The olive tree is a very durable and undemanding tree that prefers locations where it doesn’t rain for months on end and the sun is able to heat it up nicely. It only requires small quantities of water which is why it grows so slowly. The first small harvest of an olive tree occurs when it is 8 to 10 years old.

It is easy to cope with such a small first harvest for the time being seeing as the olive tree has a high lifespan of several hundred years and bears fruit until old age. Some trees have demonstrably lived for more than 2000 years. The yearly harvest yields approx. 20 kg of olives per trees which produce about 3 to 4 l of olive oil.

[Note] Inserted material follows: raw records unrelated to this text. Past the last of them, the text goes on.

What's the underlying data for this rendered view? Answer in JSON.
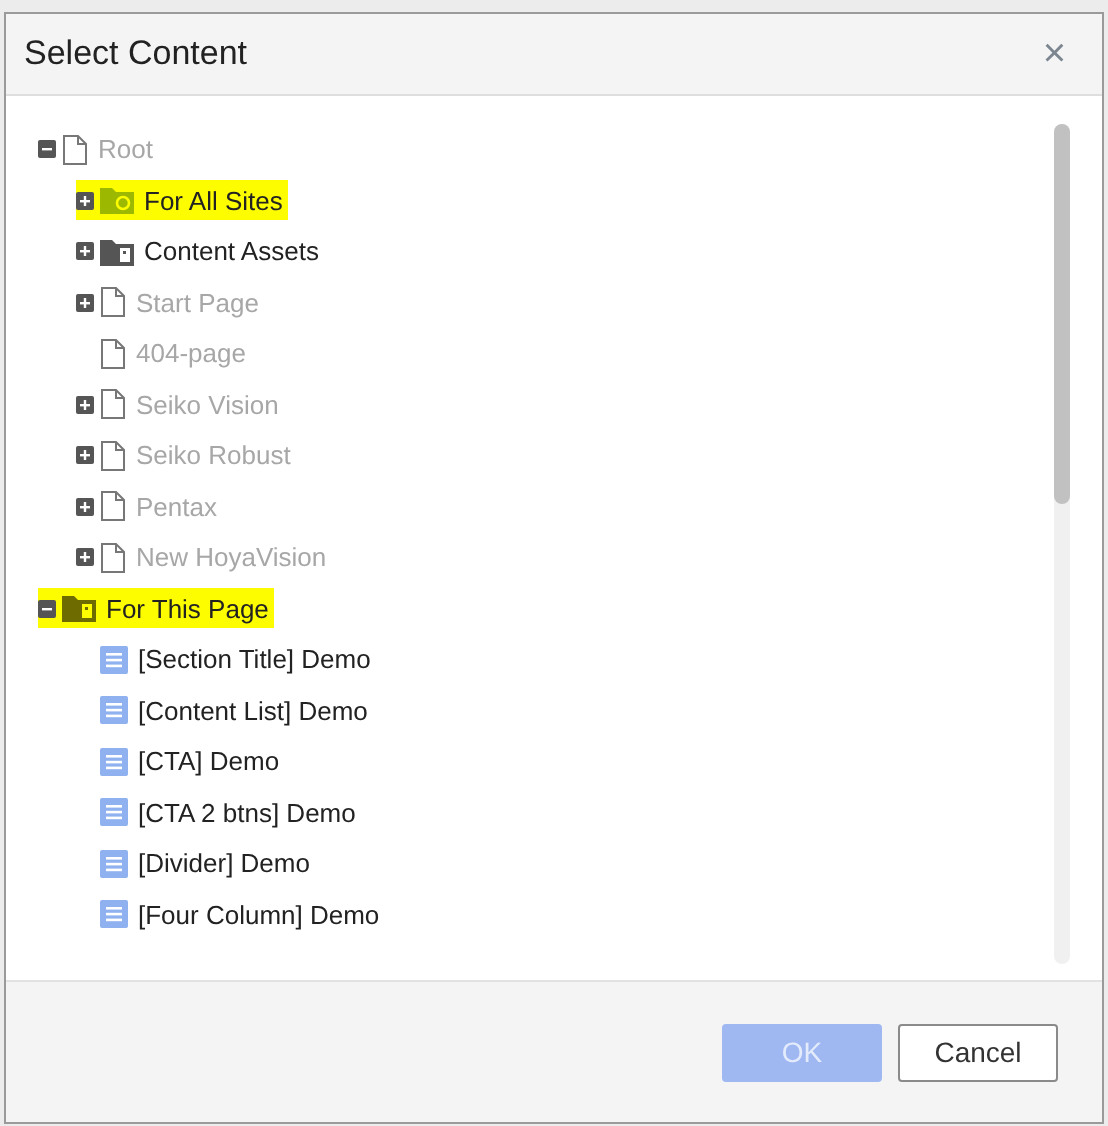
{
  "dialog": {
    "title": "Select Content",
    "close": "×"
  },
  "tree": [
    {
      "label": "Root",
      "kind": "page",
      "expanded": true,
      "disabled": true,
      "highlighted": false,
      "children": [
        {
          "label": "For All Sites",
          "kind": "shared-folder",
          "expanded": false,
          "disabled": false,
          "highlighted": true
        },
        {
          "label": "Content Assets",
          "kind": "folder",
          "expanded": false,
          "disabled": false,
          "highlighted": false
        },
        {
          "label": "Start Page",
          "kind": "page",
          "expanded": false,
          "disabled": true,
          "highlighted": false
        },
        {
          "label": "404-page",
          "kind": "page",
          "disabled": true,
          "highlighted": false
        },
        {
          "label": "Seiko Vision",
          "kind": "page",
          "expanded": false,
          "disabled": true,
          "highlighted": false
        },
        {
          "label": "Seiko Robust",
          "kind": "page",
          "expanded": false,
          "disabled": true,
          "highlighted": false
        },
        {
          "label": "Pentax",
          "kind": "page",
          "expanded": false,
          "disabled": true,
          "highlighted": false
        },
        {
          "label": "New HoyaVision",
          "kind": "page",
          "expanded": false,
          "disabled": true,
          "highlighted": false
        }
      ]
    },
    {
      "label": "For This Page",
      "kind": "folder",
      "expanded": true,
      "disabled": false,
      "highlighted": true,
      "children": [
        {
          "label": "[Section Title] Demo",
          "kind": "block",
          "disabled": false,
          "highlighted": false
        },
        {
          "label": "[Content List] Demo",
          "kind": "block",
          "disabled": false,
          "highlighted": false
        },
        {
          "label": "[CTA] Demo",
          "kind": "block",
          "disabled": false,
          "highlighted": false
        },
        {
          "label": "[CTA 2 btns] Demo",
          "kind": "block",
          "disabled": false,
          "highlighted": false
        },
        {
          "label": "[Divider] Demo",
          "kind": "block",
          "disabled": false,
          "highlighted": false
        },
        {
          "label": "[Four Column] Demo",
          "kind": "block",
          "disabled": false,
          "highlighted": false
        }
      ]
    }
  ],
  "buttons": [
    {
      "label": "OK",
      "kind": "primary",
      "disabled": true
    },
    {
      "label": "Cancel",
      "kind": "secondary",
      "disabled": false
    }
  ]
}
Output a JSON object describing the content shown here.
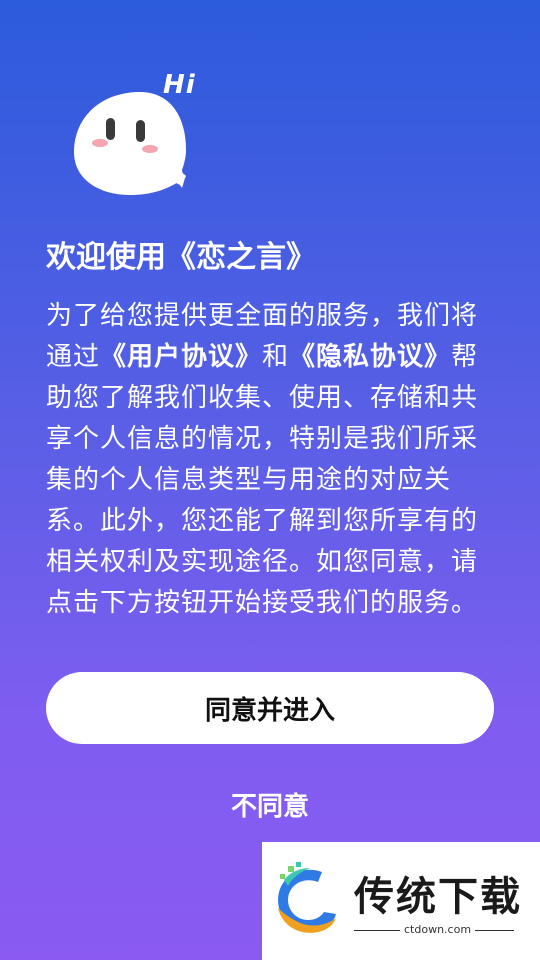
{
  "mascot": {
    "greeting": "Hi"
  },
  "dialog": {
    "title": "欢迎使用《恋之言》",
    "text_parts": {
      "p1": "为了给您提供更全面的服务，我们将通过",
      "user_agreement": "《用户协议》",
      "and": "和",
      "privacy_agreement": "《隐私协议》",
      "p2": "帮助您了解我们收集、使用、存储和共享个人信息的情况，特别是我们所采集的个人信息类型与用途的对应关系。此外，您还能了解到您所享有的相关权利及实现途径。如您同意，请点击下方按钮开始接受我们的服务。"
    },
    "agree_label": "同意并进入",
    "disagree_label": "不同意"
  },
  "watermark": {
    "brand": "传统下载",
    "url": "ctdown.com"
  },
  "colors": {
    "gradient_top": "#2c5bdc",
    "gradient_bottom": "#8a5af2",
    "button_bg": "#ffffff"
  }
}
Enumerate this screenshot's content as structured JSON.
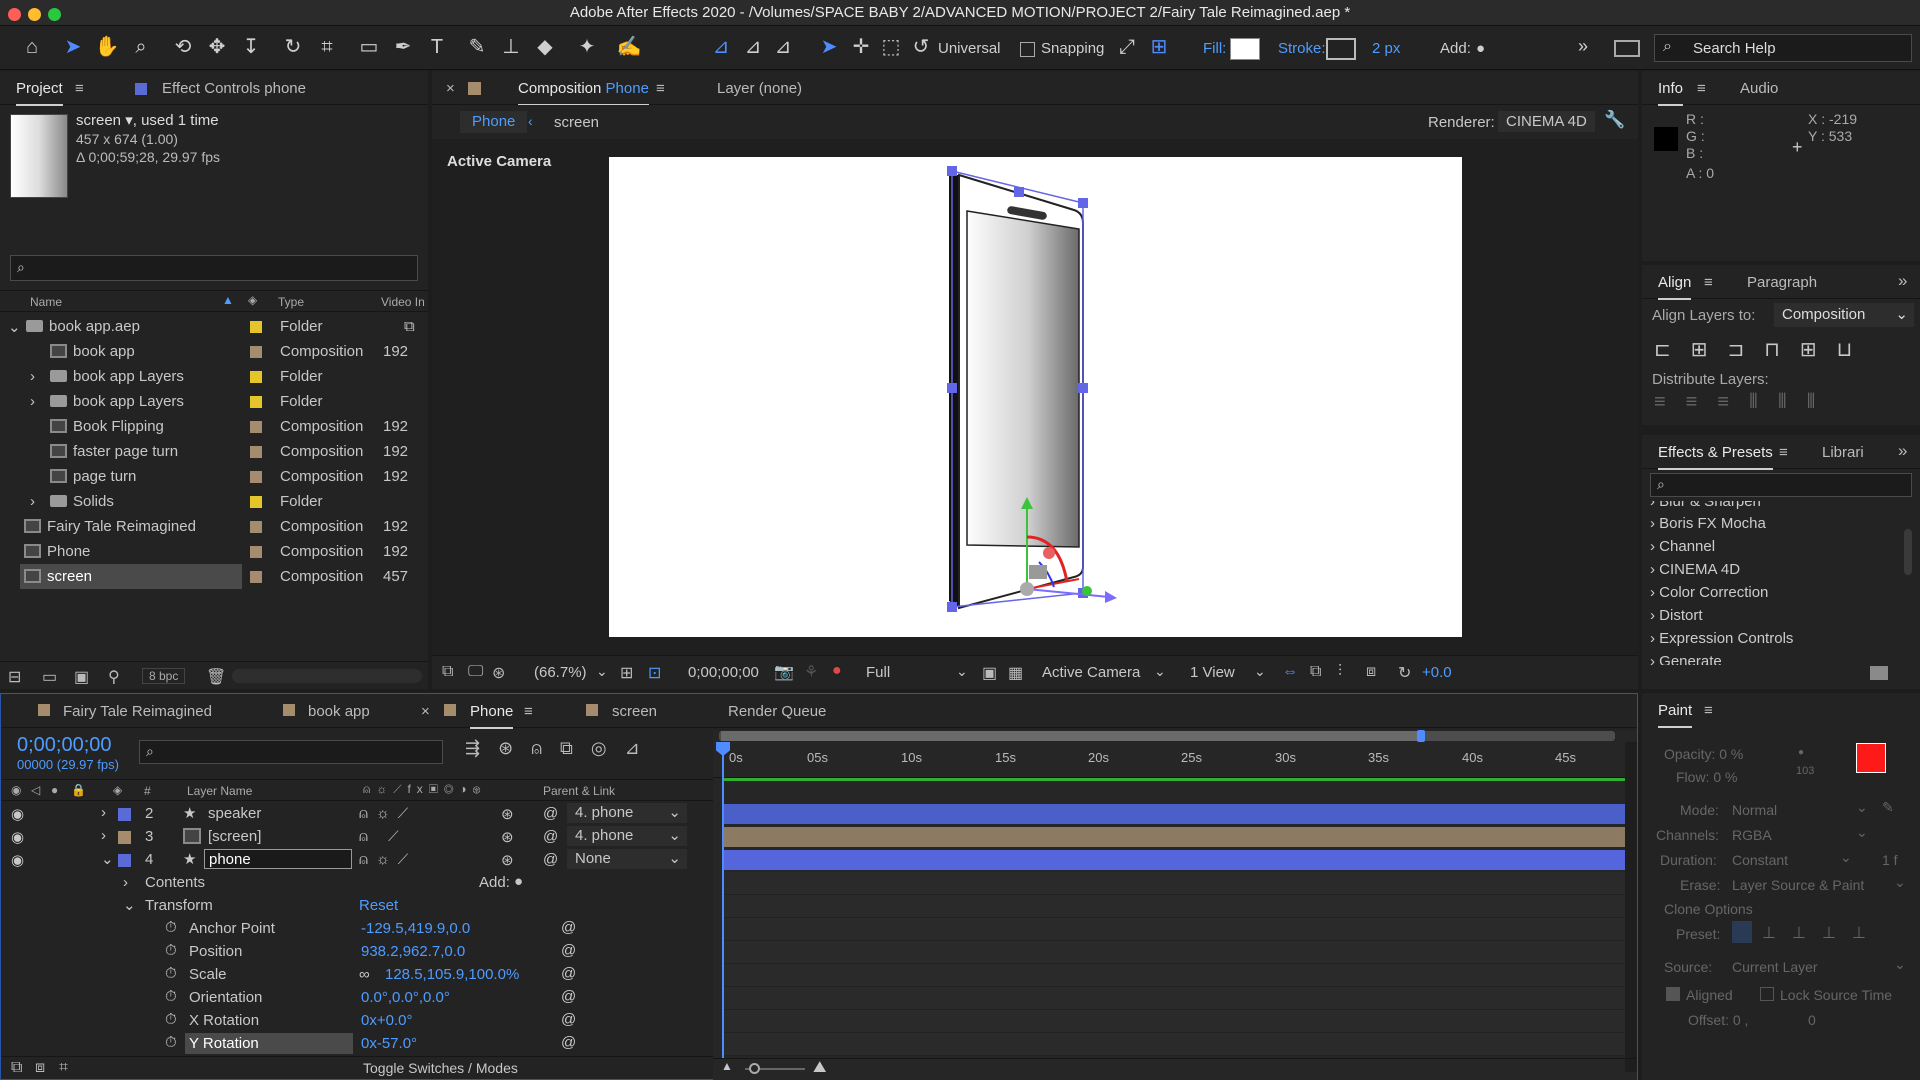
{
  "menubar": {
    "app_title": "Adobe After Effects 2020 - /Volumes/SPACE BABY 2/ADVANCED MOTION/PROJECT 2/Fairy Tale Reimagined.aep *"
  },
  "toolbar": {
    "universal_label": "Universal",
    "snapping_label": "Snapping",
    "fill_label": "Fill:",
    "stroke_label": "Stroke:",
    "stroke_width": "2 px",
    "add_label": "Add:",
    "search_help": "Search Help"
  },
  "project_panel": {
    "tab_project": "Project",
    "tab_effect_controls": "Effect Controls phone",
    "selected_name": "screen",
    "selected_used": ", used 1 time",
    "selected_dims": "457 x 674 (1.00)",
    "selected_duration": "Δ 0;00;59;28, 29.97 fps",
    "col_name": "Name",
    "col_type": "Type",
    "col_video": "Video In",
    "bpc": "8 bpc",
    "items": [
      {
        "name": "book app.aep",
        "type": "Folder",
        "vin": ""
      },
      {
        "name": "book app",
        "type": "Composition",
        "vin": "192"
      },
      {
        "name": "book app Layers",
        "type": "Folder",
        "vin": ""
      },
      {
        "name": "book app Layers",
        "type": "Folder",
        "vin": ""
      },
      {
        "name": "Book Flipping",
        "type": "Composition",
        "vin": "192"
      },
      {
        "name": "faster page turn",
        "type": "Composition",
        "vin": "192"
      },
      {
        "name": "page turn",
        "type": "Composition",
        "vin": "192"
      },
      {
        "name": "Solids",
        "type": "Folder",
        "vin": ""
      },
      {
        "name": "Fairy Tale Reimagined",
        "type": "Composition",
        "vin": "192"
      },
      {
        "name": "Phone",
        "type": "Composition",
        "vin": "192"
      },
      {
        "name": "screen",
        "type": "Composition",
        "vin": "457"
      }
    ]
  },
  "comp_panel": {
    "tab_composition": "Composition",
    "tab_comp_name": "Phone",
    "tab_layer": "Layer (none)",
    "crumb_phone": "Phone",
    "crumb_screen": "screen",
    "renderer_label": "Renderer:",
    "renderer_value": "CINEMA 4D",
    "active_camera": "Active Camera",
    "zoom": "(66.7%)",
    "timecode": "0;00;00;00",
    "resolution": "Full",
    "camera_select": "Active Camera",
    "views": "1 View",
    "exposure": "+0.0"
  },
  "info_panel": {
    "tab_info": "Info",
    "tab_audio": "Audio",
    "r": "R :",
    "g": "G :",
    "b": "B :",
    "a": "A :  0",
    "x": "X : -219",
    "y": "Y :  533"
  },
  "align_panel": {
    "tab_align": "Align",
    "tab_paragraph": "Paragraph",
    "align_to_label": "Align Layers to:",
    "align_to_value": "Composition",
    "distribute_label": "Distribute Layers:"
  },
  "effects_panel": {
    "tab_effects": "Effects & Presets",
    "tab_libraries": "Librari",
    "items": [
      "Blur & Sharpen",
      "Boris FX Mocha",
      "Channel",
      "CINEMA 4D",
      "Color Correction",
      "Distort",
      "Expression Controls",
      "Generate"
    ]
  },
  "timeline": {
    "tabs": [
      "Fairy Tale Reimagined",
      "book app",
      "Phone",
      "screen",
      "Render Queue"
    ],
    "timecode": "0;00;00;00",
    "frame": "00000 (29.97 fps)",
    "col_num": "#",
    "col_layer_name": "Layer Name",
    "col_parent": "Parent & Link",
    "ruler": [
      "0s",
      "05s",
      "10s",
      "15s",
      "20s",
      "25s",
      "30s",
      "35s",
      "40s",
      "45s"
    ],
    "layers": [
      {
        "num": "2",
        "name": "speaker",
        "parent": "4. phone"
      },
      {
        "num": "3",
        "name": "[screen]",
        "parent": "4. phone"
      },
      {
        "num": "4",
        "name": "phone",
        "parent": "None"
      }
    ],
    "contents_label": "Contents",
    "add_label": "Add:",
    "transform_label": "Transform",
    "reset_label": "Reset",
    "properties": [
      {
        "name": "Anchor Point",
        "value": "-129.5,419.9,0.0"
      },
      {
        "name": "Position",
        "value": "938.2,962.7,0.0"
      },
      {
        "name": "Scale",
        "value": "128.5,105.9,100.0%"
      },
      {
        "name": "Orientation",
        "value": "0.0°,0.0°,0.0°"
      },
      {
        "name": "X Rotation",
        "value": "0x+0.0°"
      },
      {
        "name": "Y Rotation",
        "value": "0x-57.0°"
      }
    ],
    "toggle_label": "Toggle Switches / Modes"
  },
  "paint_panel": {
    "title": "Paint",
    "opacity": "Opacity:  0 %",
    "flow": "Flow:  0 %",
    "brush_size": "103",
    "mode_label": "Mode:",
    "mode_value": "Normal",
    "channels_label": "Channels:",
    "channels_value": "RGBA",
    "duration_label": "Duration:",
    "duration_value": "Constant",
    "duration_frames": "1  f",
    "erase_label": "Erase:",
    "erase_value": "Layer Source & Paint",
    "clone_options": "Clone Options",
    "preset_label": "Preset:",
    "source_label": "Source:",
    "source_value": "Current Layer",
    "aligned": "Aligned",
    "lock_source": "Lock Source Time",
    "offset": "Offset:  0 ,",
    "offset_y": "0"
  },
  "colors": {
    "accent": "#4f8cff",
    "layer_blue": "#4b5fc8",
    "label_tan": "#a58c6c",
    "folder_yellow": "#e6c52b",
    "paint_red": "#ff1a1a"
  }
}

Why is olive wood such a good choice for kitchen utensils?

Olive wood is excellently suited for kitchen utensils because of its high density and firmness that results from the olive tree’s slow growth. This particularly applies to cutting boards since cutting boards made out of olive wood are not only extremely long-lasting but also resistant to acids, odors and stains.

Olive wood naturally contains tannins and lignin which make it resistant to mold and bacteria. A cutting board made out of olive wood has hygienic advantages compared to cutting boards made out of plastic. Bacteria tends to flourish inside of plastic cutting boards‘ grooves.

It is also perfectly suited for use as spatulas and cooking spoons because of olive wood’s high resistance to heat. The material has the advantage of not leaving scratches inside of non-stick coated pots and pans.

Salad cutlery made out of olive wood is not only decorative but also more hygienic than the plastic alternative because of its antibacterial properties.

Our olive wood products are acid-resistant and easy to clean. Warm water and a soft cloth suffice most of the time. Stubborn dirt can be removed with a mild dish soap and a sponge.